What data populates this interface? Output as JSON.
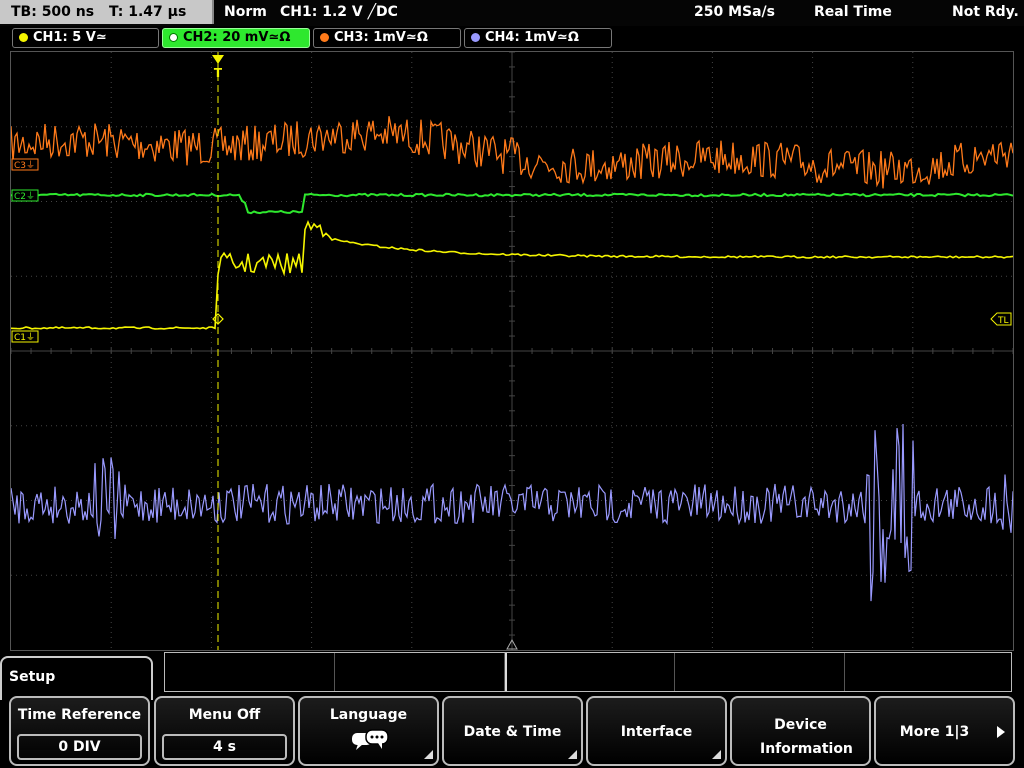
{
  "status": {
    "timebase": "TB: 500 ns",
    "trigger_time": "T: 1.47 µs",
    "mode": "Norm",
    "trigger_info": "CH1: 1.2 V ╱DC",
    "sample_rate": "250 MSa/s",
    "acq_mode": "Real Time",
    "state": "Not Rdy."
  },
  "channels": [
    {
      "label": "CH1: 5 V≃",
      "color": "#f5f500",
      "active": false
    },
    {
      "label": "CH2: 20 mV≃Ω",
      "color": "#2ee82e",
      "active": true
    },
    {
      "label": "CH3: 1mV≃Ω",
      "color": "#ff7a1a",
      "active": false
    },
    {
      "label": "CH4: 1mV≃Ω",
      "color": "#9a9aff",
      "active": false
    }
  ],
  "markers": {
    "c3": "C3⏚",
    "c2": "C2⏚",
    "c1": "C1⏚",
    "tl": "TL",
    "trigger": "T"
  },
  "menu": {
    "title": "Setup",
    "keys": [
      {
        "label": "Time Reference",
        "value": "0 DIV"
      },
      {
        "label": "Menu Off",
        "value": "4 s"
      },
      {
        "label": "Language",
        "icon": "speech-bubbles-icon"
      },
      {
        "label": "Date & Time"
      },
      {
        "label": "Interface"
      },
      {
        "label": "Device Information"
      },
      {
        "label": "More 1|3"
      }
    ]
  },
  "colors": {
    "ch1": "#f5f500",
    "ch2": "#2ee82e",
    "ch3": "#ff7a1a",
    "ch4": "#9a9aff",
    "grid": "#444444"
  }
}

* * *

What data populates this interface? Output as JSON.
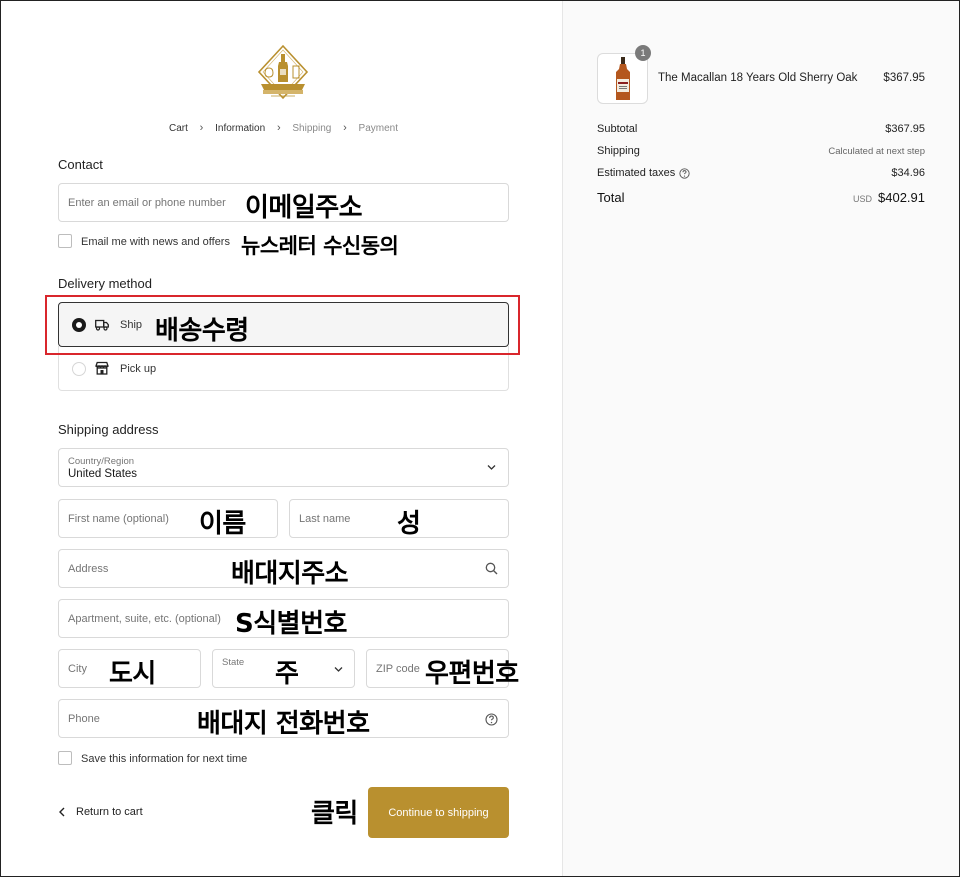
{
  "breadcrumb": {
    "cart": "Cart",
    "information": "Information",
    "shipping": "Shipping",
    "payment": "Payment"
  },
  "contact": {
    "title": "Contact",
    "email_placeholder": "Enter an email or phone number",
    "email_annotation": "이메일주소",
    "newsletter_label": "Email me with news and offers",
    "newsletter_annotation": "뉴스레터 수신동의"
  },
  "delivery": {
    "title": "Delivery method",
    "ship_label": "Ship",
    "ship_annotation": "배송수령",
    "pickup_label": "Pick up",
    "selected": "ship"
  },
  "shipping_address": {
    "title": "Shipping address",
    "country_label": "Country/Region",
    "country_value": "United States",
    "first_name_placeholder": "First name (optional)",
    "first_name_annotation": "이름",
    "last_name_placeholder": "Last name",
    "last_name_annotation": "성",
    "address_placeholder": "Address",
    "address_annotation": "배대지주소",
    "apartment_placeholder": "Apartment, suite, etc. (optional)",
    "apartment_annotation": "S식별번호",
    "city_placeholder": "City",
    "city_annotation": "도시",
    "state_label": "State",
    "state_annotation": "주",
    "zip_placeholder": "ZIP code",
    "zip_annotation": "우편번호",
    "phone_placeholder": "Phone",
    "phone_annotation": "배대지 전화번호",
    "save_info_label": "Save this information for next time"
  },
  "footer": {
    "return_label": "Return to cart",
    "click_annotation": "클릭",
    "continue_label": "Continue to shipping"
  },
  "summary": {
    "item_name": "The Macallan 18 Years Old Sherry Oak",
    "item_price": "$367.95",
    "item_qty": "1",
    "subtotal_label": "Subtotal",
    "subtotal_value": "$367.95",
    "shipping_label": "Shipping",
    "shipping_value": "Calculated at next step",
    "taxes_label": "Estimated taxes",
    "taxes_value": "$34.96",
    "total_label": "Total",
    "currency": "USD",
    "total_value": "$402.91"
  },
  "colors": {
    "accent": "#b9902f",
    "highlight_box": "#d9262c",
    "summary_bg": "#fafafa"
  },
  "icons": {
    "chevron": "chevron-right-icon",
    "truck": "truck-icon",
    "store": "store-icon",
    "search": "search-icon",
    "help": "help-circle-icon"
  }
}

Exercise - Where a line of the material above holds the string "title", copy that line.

Solution for this exercise -
    "title": "Setup",
    "title": "Contact",
    "title": "Delivery method",
    "title": "Shipping address",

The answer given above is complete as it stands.